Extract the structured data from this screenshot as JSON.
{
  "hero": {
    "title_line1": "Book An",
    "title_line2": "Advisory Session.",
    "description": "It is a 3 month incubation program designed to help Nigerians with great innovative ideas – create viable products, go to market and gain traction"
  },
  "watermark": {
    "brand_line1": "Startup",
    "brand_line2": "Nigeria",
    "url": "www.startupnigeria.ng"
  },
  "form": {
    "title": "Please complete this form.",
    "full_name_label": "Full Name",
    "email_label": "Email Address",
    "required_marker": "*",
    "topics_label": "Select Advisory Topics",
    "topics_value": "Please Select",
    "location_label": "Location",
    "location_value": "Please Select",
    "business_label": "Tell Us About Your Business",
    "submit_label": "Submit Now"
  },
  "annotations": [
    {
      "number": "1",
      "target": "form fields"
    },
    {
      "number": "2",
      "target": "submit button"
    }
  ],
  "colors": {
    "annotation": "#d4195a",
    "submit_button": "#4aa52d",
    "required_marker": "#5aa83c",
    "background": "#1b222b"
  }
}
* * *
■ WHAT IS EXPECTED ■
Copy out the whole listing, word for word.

■ RESPONSE ■
Extract the structured data from this screenshot as JSON.
{
  "hero": {
    "title_line1": "Book An",
    "title_line2": "Advisory Session.",
    "description": "It is a 3 month incubation program designed to help Nigerians with great innovative ideas – create viable products, go to market and gain traction"
  },
  "watermark": {
    "brand_line1": "Startup",
    "brand_line2": "Nigeria",
    "url": "www.startupnigeria.ng"
  },
  "form": {
    "title": "Please complete this form.",
    "full_name_label": "Full Name",
    "email_label": "Email Address",
    "required_marker": "*",
    "topics_label": "Select Advisory Topics",
    "topics_value": "Please Select",
    "location_label": "Location",
    "location_value": "Please Select",
    "business_label": "Tell Us About Your Business",
    "submit_label": "Submit Now"
  },
  "annotations": [
    {
      "number": "1",
      "target": "form fields"
    },
    {
      "number": "2",
      "target": "submit button"
    }
  ],
  "colors": {
    "annotation": "#d4195a",
    "submit_button": "#4aa52d",
    "required_marker": "#5aa83c",
    "background": "#1b222b"
  }
}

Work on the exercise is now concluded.